(Data items)
--- --- ---

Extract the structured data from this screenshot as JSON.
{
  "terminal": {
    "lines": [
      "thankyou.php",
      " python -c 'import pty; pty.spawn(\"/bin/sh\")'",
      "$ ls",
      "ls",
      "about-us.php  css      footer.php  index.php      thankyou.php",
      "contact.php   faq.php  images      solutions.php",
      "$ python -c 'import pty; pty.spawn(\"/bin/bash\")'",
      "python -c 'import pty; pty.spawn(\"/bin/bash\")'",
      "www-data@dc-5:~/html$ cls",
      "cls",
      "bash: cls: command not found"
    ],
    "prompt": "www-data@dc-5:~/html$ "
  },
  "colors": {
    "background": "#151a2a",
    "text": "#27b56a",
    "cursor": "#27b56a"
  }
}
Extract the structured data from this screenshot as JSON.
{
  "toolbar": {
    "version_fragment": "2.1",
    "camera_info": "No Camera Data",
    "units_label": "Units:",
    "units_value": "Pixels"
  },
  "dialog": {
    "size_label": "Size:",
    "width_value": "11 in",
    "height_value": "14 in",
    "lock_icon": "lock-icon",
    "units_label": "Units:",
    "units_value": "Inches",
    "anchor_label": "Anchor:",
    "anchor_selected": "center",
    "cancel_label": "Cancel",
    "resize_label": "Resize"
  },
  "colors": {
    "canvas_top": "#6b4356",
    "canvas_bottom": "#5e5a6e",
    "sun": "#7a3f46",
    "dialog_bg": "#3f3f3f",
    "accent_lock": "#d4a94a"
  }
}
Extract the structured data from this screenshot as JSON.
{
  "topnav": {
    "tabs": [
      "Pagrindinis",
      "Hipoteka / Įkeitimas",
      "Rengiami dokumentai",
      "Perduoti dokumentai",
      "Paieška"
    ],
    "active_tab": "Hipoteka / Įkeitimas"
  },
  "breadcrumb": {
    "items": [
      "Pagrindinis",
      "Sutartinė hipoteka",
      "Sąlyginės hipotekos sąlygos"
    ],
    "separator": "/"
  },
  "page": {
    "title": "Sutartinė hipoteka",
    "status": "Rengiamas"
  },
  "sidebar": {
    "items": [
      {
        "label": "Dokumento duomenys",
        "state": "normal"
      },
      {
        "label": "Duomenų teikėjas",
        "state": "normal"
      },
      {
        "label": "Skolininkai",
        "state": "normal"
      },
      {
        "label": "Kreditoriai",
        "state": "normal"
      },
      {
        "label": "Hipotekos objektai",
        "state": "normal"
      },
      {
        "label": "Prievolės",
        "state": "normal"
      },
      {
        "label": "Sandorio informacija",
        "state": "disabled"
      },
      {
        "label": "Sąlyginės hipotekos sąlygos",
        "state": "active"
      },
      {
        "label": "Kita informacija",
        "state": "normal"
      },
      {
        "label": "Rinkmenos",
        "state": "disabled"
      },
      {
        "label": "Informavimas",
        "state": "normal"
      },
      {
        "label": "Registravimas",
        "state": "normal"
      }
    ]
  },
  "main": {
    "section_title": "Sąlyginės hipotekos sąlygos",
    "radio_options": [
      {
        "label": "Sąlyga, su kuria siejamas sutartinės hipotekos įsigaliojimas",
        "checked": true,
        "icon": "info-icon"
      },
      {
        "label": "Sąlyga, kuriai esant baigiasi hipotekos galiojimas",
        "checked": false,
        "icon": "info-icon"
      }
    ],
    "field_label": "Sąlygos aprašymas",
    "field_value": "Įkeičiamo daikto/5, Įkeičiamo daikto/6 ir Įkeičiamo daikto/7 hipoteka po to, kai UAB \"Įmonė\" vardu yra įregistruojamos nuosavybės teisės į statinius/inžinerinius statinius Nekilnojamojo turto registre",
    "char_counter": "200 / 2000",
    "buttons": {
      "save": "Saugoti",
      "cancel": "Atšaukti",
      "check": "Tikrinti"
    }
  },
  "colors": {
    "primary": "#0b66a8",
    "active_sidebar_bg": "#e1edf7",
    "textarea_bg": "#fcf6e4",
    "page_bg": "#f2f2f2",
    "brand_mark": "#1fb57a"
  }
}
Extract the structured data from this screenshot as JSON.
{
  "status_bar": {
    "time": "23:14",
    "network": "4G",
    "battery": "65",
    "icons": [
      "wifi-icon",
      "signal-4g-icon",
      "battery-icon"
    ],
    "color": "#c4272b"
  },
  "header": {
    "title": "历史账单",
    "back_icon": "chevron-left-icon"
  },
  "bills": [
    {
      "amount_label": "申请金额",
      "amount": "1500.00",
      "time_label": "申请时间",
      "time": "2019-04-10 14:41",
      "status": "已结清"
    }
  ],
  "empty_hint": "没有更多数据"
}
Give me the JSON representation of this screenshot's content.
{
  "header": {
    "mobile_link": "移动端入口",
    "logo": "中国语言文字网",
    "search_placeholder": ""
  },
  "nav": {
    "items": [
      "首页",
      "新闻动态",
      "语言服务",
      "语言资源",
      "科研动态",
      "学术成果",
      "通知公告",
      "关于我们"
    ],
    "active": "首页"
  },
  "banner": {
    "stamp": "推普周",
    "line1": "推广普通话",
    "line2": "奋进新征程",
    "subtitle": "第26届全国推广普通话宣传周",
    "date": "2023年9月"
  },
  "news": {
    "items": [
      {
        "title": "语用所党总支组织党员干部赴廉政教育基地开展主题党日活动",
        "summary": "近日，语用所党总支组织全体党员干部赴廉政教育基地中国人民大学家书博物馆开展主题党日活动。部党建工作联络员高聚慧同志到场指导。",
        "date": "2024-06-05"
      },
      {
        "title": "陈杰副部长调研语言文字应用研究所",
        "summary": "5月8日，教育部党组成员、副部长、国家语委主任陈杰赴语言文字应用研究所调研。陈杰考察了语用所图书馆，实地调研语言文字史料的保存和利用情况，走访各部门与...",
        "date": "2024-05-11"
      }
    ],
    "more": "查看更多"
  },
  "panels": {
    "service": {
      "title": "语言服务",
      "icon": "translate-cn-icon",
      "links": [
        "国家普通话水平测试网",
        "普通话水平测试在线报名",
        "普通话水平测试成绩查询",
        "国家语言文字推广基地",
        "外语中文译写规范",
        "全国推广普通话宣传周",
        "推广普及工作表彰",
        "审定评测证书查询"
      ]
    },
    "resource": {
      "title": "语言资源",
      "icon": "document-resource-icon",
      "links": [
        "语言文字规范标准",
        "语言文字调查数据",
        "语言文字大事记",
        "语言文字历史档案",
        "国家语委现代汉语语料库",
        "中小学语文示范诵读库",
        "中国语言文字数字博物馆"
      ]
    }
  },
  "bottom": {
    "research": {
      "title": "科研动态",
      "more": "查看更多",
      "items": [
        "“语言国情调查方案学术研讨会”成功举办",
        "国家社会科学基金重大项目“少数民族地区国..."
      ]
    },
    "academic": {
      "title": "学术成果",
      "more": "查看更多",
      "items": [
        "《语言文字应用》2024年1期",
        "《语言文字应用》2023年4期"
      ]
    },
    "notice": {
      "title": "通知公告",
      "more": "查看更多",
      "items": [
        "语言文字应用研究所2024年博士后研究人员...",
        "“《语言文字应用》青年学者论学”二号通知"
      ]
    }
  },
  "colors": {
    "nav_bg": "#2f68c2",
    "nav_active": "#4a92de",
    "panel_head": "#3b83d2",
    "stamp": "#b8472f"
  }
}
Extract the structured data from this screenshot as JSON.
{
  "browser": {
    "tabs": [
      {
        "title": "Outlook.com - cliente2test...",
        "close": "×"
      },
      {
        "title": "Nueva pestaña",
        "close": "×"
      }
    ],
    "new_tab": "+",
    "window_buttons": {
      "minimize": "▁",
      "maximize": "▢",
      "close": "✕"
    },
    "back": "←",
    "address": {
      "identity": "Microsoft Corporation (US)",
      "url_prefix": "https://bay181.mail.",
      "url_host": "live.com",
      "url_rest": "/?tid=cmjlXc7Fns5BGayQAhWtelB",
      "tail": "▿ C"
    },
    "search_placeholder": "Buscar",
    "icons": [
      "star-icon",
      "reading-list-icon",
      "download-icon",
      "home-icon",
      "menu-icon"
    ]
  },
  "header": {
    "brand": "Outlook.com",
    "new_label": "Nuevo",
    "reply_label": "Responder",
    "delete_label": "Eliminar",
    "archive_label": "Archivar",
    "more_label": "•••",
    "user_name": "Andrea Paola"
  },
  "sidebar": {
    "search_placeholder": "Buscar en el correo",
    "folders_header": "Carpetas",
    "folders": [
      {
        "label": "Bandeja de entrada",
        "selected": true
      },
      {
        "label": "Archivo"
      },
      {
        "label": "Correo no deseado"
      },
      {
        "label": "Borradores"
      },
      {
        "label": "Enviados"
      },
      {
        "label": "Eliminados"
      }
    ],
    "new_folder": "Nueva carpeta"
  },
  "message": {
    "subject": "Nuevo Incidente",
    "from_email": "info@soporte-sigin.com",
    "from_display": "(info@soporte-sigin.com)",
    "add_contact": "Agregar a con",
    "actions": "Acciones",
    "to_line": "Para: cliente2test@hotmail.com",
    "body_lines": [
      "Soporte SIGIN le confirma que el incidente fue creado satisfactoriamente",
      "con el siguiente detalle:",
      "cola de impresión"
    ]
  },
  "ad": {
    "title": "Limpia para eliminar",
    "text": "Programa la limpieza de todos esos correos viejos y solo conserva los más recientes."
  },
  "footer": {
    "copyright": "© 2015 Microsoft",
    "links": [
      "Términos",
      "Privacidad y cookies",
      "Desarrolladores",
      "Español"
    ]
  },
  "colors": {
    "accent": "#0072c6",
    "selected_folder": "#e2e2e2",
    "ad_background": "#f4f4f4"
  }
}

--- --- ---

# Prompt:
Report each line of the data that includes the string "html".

# Exercise result:
      "www-data@dc-5:~/html$ cls",
    "prompt": "www-data@dc-5:~/html$ "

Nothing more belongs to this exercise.